Tuesday, August 19, 2008

If Gitmo is in the U.S., Why Not JFK Airport?

Last week the 2nd Circuit sua sponte decided to rehear en banc its decision in the Arar case. (For you non-lawyers/non-Latin speakers, that means it decided on its own to rehear the case with all judges participating rather than the panel of 3 that originally heard the case.) Arar is a Canadian citizen who was detained by U.S. authorities at JFK airport while flying back to Canada from Tunisia by way of Switzerland, then shipped off to Syria to be tortured. (The Canadian government was complicit as well but that is the subject of separate proceedings in Canada.) He sued a number of U.S. government officials for damages, but for a variety of fairly complex reasons, the 2nd Circuit panel denied him relief.

Judge Sack, dissenting, took issue with the majority's reasoning on one point: that there was no jurisdiction because the alleged wrongful acts did not take place inside the U.S. As the majority noted, to the extent that the alleged wrongful act was Arar's removal from the U.S., a federal statute appears to bar jurisdiction over lawsuits challenging any "action taken or proceeding brought to remove an alien from the United States." But Judge Sack thought (and I agree) that that provision is about judicial review of deportation proceedings and therefore doesn't apply to a challenge to extraordinary rendition where the challenge asserts that in effect the U.S. officials, acting in the U.S., ordered Arar's torture by their (Syrian) agents. (Footnote: Apparently the U.S. policy of not dealing with Syria only applies to peace negotiations.)

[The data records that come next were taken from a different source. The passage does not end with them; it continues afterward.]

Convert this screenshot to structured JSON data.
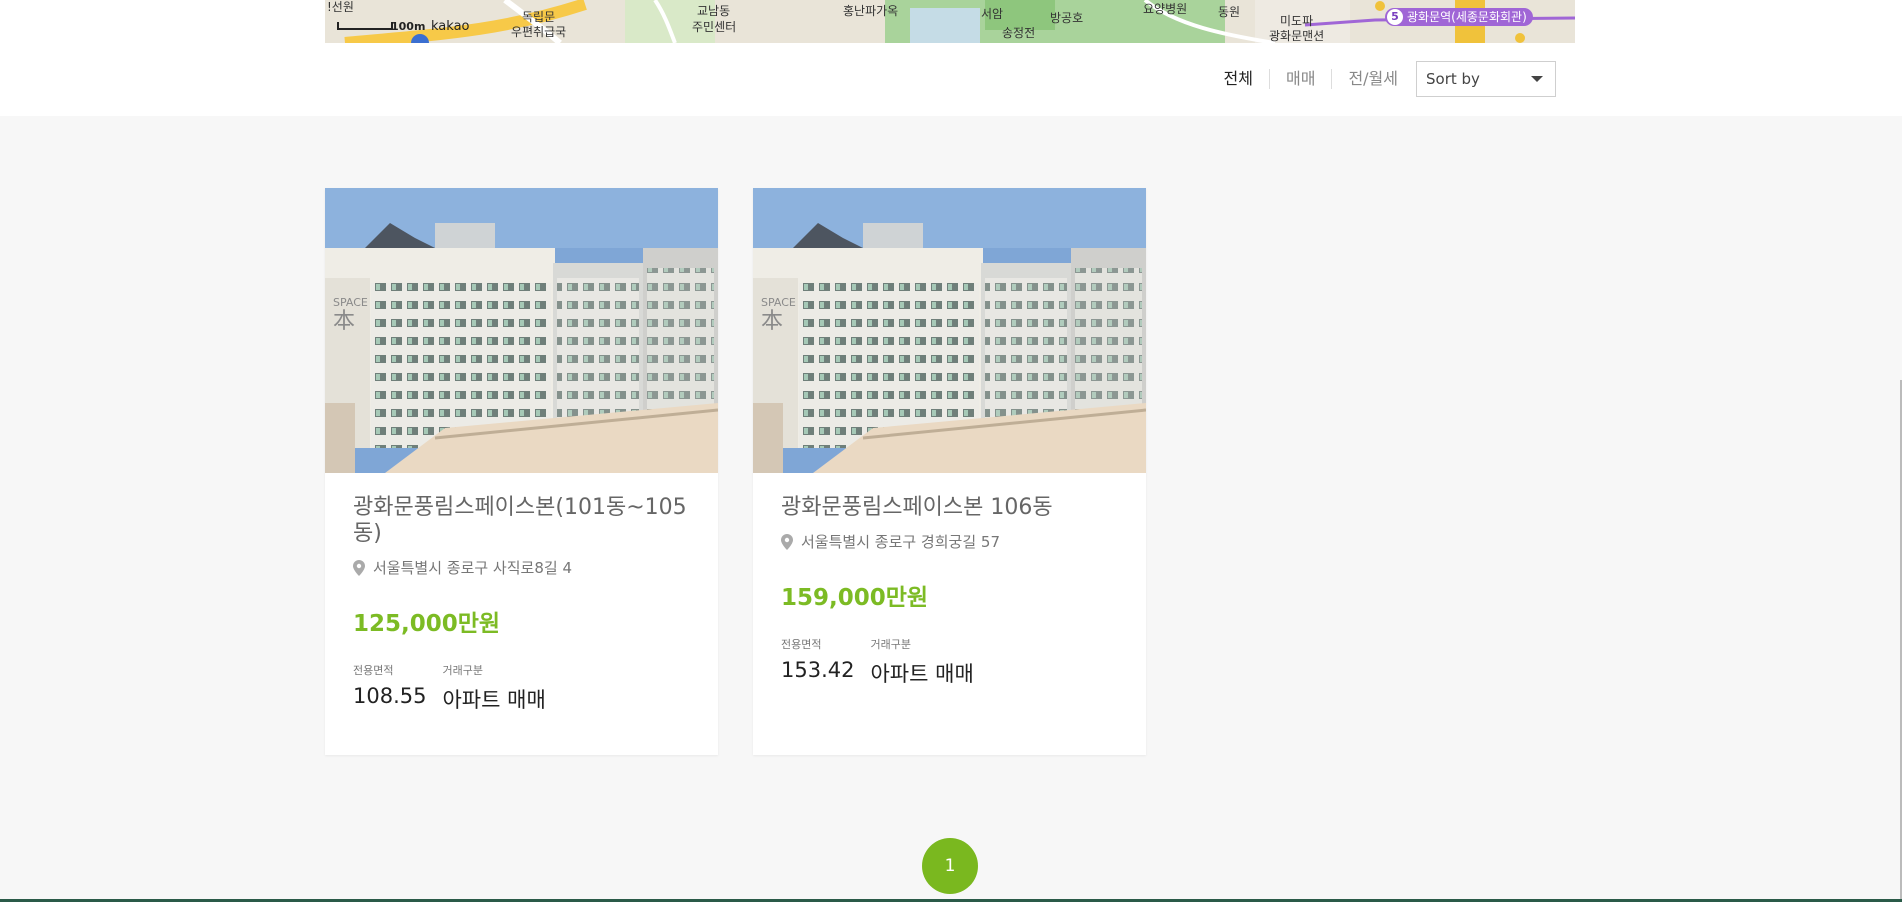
{
  "map": {
    "labels": [
      "!선원",
      "독립문",
      "우편취급국",
      "교남동",
      "주민센터",
      "홍난파가옥",
      "서암",
      "송정전",
      "방공호",
      "요양병원",
      "동원",
      "미도파",
      "광화문맨션"
    ],
    "scale": "100m",
    "brand": "kakao",
    "station_num": "5",
    "station": "광화문역(세종문화회관)"
  },
  "filters": {
    "tabs": [
      "전체",
      "매매",
      "전/월세"
    ],
    "active": "전체",
    "sort_label": "Sort by"
  },
  "listings": [
    {
      "title": "광화문풍림스페이스본(101동~105동)",
      "address": "서울특별시 종로구 사직로8길 4",
      "price": "125,000만원",
      "area_label": "전용면적",
      "area": "108.55",
      "type_label": "거래구분",
      "type": "아파트 매매"
    },
    {
      "title": "광화문풍림스페이스본 106동",
      "address": "서울특별시 종로구 경희궁길 57",
      "price": "159,000만원",
      "area_label": "전용면적",
      "area": "153.42",
      "type_label": "거래구분",
      "type": "아파트 매매"
    }
  ],
  "pagination": {
    "current": "1"
  },
  "colors": {
    "accent": "#7cbb24",
    "pager": "#7ab81f",
    "station": "#a066d6"
  }
}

On the merits, it's not clear what the right result is in this case, viewed as a matter of technical legal doctrine. But it does seem that if there is a general lesson in the Supreme Court's Gitmo decisions, it's this: Core rights such as the right to freedom from detention (and by extension the right against torture), cannot be defeated by jurisdictional games that treat actions taken by U.S. officials in places entirely controlled by the U.S. as though they fall outside the zone of legal protection. It's probably true, as the panel majority said in Arar, that Congress could either provide for or eliminate a private right of action for people in Arar's circumstances (although some of us, following the late great Henry Hart, think that the complete elimination of all remedies for outrageous violations of constitutional rights would itself raise constitutional questions), but that doesn't mean that the courts should let Congress off the hook. If Congress wants to say that extraordinary rendition is legal, it should have to say that expressly.

Posted by Mike Dorf